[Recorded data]
◇ ◇ ◇ ◇ ◇ ◇ ◇

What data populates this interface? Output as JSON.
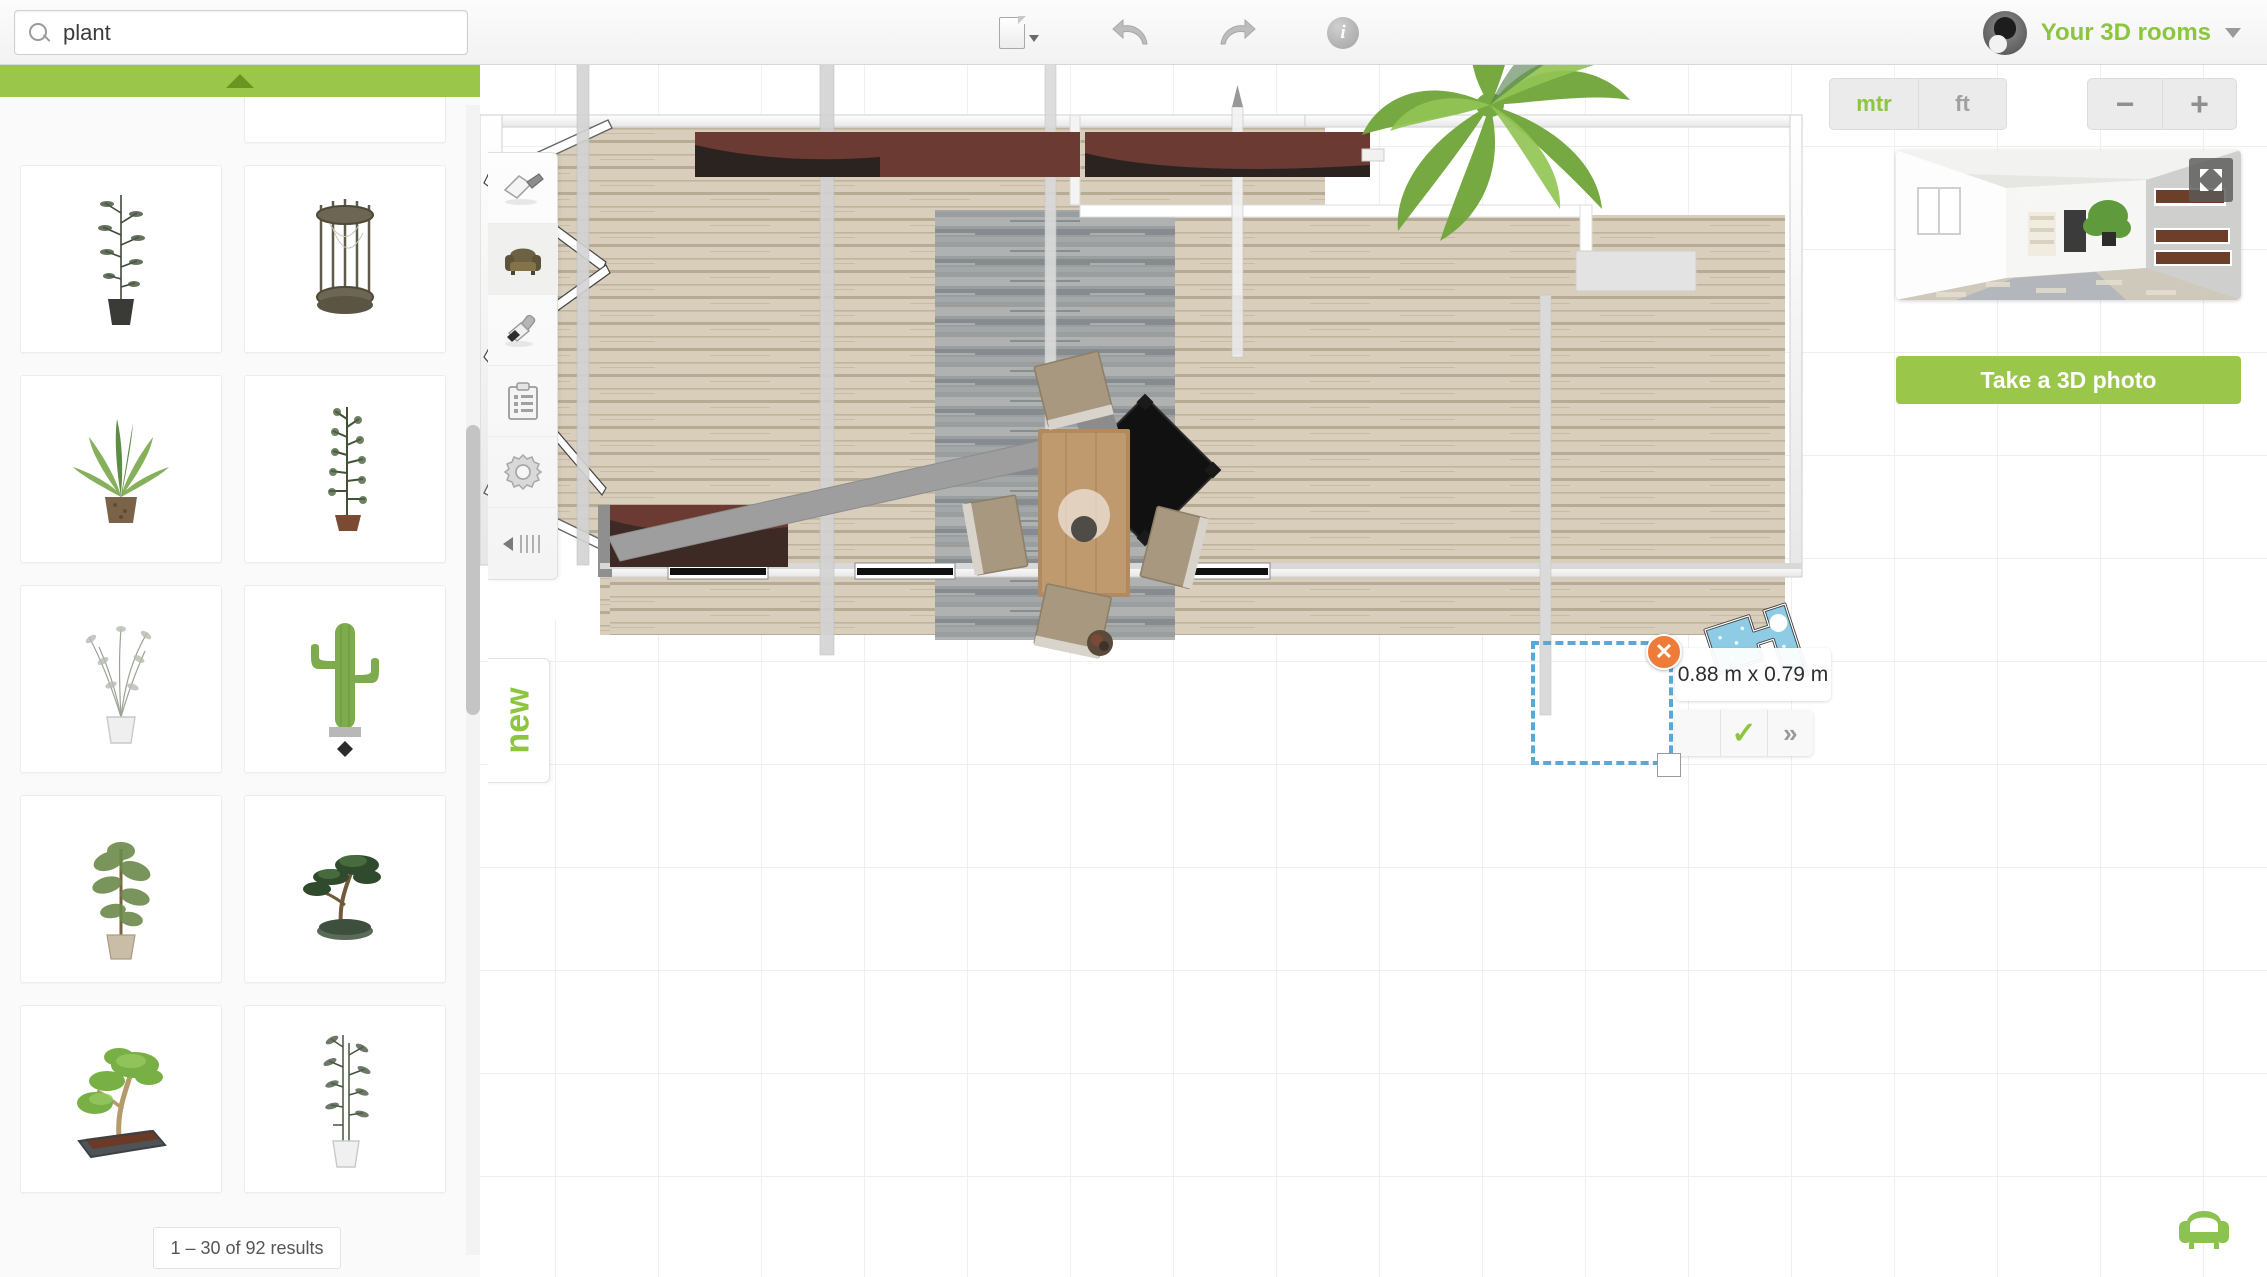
{
  "app": {
    "search": {
      "value": "plant",
      "placeholder": "Search"
    },
    "account": {
      "label": "Your 3D rooms"
    }
  },
  "toolbar": {
    "items": [
      {
        "name": "file-menu",
        "icon": "document-icon",
        "label": ""
      },
      {
        "name": "undo",
        "icon": "undo-icon",
        "label": ""
      },
      {
        "name": "redo",
        "icon": "redo-icon",
        "label": ""
      },
      {
        "name": "info",
        "icon": "info-icon",
        "label": "i"
      }
    ]
  },
  "catalog": {
    "scroll_up_label": "",
    "results_text": "1 – 30 of 92 results",
    "items": [
      {
        "label": "Dracaena in brown pot",
        "kind": "dracaena"
      },
      {
        "label": "Tall leafy plant in dark pot",
        "kind": "tall-leafy"
      },
      {
        "label": "Wire plant stand",
        "kind": "wire-stand"
      },
      {
        "label": "Agave in woven basket",
        "kind": "agave"
      },
      {
        "label": "Spiky bush in pot",
        "kind": "spiky"
      },
      {
        "label": "Wispy grass in pot",
        "kind": "wispy"
      },
      {
        "label": "Cactus in pot",
        "kind": "cactus"
      },
      {
        "label": "Small tree in pot",
        "kind": "small-tree"
      },
      {
        "label": "Bonsai in tray",
        "kind": "bonsai-dark"
      },
      {
        "label": "Bonsai in planter box",
        "kind": "bonsai-box"
      },
      {
        "label": "Bamboo in white pot",
        "kind": "bamboo"
      }
    ]
  },
  "rail": {
    "tools": [
      {
        "name": "build-tool",
        "icon": "trowel-icon",
        "selected": false
      },
      {
        "name": "furniture-tool",
        "icon": "armchair-icon",
        "selected": true
      },
      {
        "name": "materials-tool",
        "icon": "paintbrush-icon",
        "selected": false
      },
      {
        "name": "list-tool",
        "icon": "clipboard-icon",
        "selected": false
      },
      {
        "name": "settings-tool",
        "icon": "gear-icon",
        "selected": false
      },
      {
        "name": "collapse-rail",
        "icon": "collapse-icon",
        "selected": false
      }
    ],
    "new_tab_label": "new"
  },
  "viewcontrols": {
    "units": [
      {
        "label": "mtr",
        "active": true
      },
      {
        "label": "ft",
        "active": false
      }
    ],
    "zoom_out": "−",
    "zoom_in": "+",
    "take_photo_label": "Take a 3D photo",
    "expand_icon": "expand-arrows-icon"
  },
  "selection": {
    "dimensions": "0.88 m x 0.79 m",
    "close_label": "✕",
    "confirm_label": "✓",
    "next_label": "»"
  },
  "colors": {
    "accent_green": "#8cc63f",
    "bar_green": "#9ac64a",
    "orange": "#ef7b39",
    "selection_blue": "#5aa8d6"
  }
}
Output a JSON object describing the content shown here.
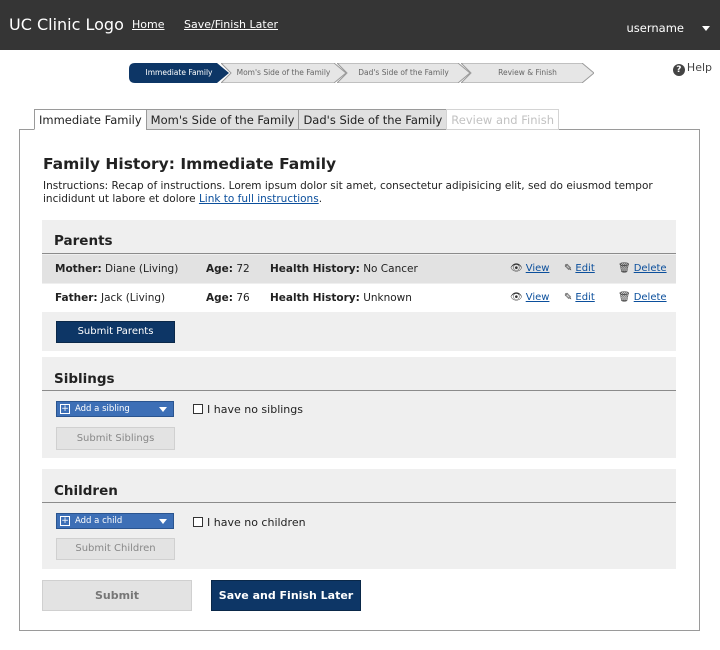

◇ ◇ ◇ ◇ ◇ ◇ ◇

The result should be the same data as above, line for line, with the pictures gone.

What data populates this interface? Output as JSON.
{
  "app": {
    "search": {
      "value": "plant",
      "placeholder": "Search"
    },
    "account": {
      "label": "Your 3D rooms"
    }
  },
  "toolbar": {
    "items": [
      {
        "name": "file-menu",
        "icon": "document-icon",
        "label": ""
      },
      {
        "name": "undo",
        "icon": "undo-icon",
        "label": ""
      },
      {
        "name": "redo",
        "icon": "redo-icon",
        "label": ""
      },
      {
        "name": "info",
        "icon": "info-icon",
        "label": "i"
      }
    ]
  },
  "catalog": {
    "scroll_up_label": "",
    "results_text": "1 – 30 of 92 results",
    "items": [
      {
        "label": "Dracaena in brown pot",
        "kind": "dracaena"
      },
      {
        "label": "Tall leafy plant in dark pot",
        "kind": "tall-leafy"
      },
      {
        "label": "Wire plant stand",
        "kind": "wire-stand"
      },
      {
        "label": "Agave in woven basket",
        "kind": "agave"
      },
      {
        "label": "Spiky bush in pot",
        "kind": "spiky"
      },
      {
        "label": "Wispy grass in pot",
        "kind": "wispy"
      },
      {
        "label": "Cactus in pot",
        "kind": "cactus"
      },
      {
        "label": "Small tree in pot",
        "kind": "small-tree"
      },
      {
        "label": "Bonsai in tray",
        "kind": "bonsai-dark"
      },
      {
        "label": "Bonsai in planter box",
        "kind": "bonsai-box"
      },
      {
        "label": "Bamboo in white pot",
        "kind": "bamboo"
      }
    ]
  },
  "rail": {
    "tools": [
      {
        "name": "build-tool",
        "icon": "trowel-icon",
        "selected": false
      },
      {
        "name": "furniture-tool",
        "icon": "armchair-icon",
        "selected": true
      },
      {
        "name": "materials-tool",
        "icon": "paintbrush-icon",
        "selected": false
      },
      {
        "name": "list-tool",
        "icon": "clipboard-icon",
        "selected": false
      },
      {
        "name": "settings-tool",
        "icon": "gear-icon",
        "selected": false
      },
      {
        "name": "collapse-rail",
        "icon": "collapse-icon",
        "selected": false
      }
    ],
    "new_tab_label": "new"
  },
  "viewcontrols": {
    "units": [
      {
        "label": "mtr",
        "active": true
      },
      {
        "label": "ft",
        "active": false
      }
    ],
    "zoom_out": "−",
    "zoom_in": "+",
    "take_photo_label": "Take a 3D photo",
    "expand_icon": "expand-arrows-icon"
  },
  "selection": {
    "dimensions": "0.88 m x 0.79 m",
    "close_label": "✕",
    "confirm_label": "✓",
    "next_label": "»"
  },
  "colors": {
    "accent_green": "#8cc63f",
    "bar_green": "#9ac64a",
    "orange": "#ef7b39",
    "selection_blue": "#5aa8d6"
  }
}
Output a JSON object describing the content shown here.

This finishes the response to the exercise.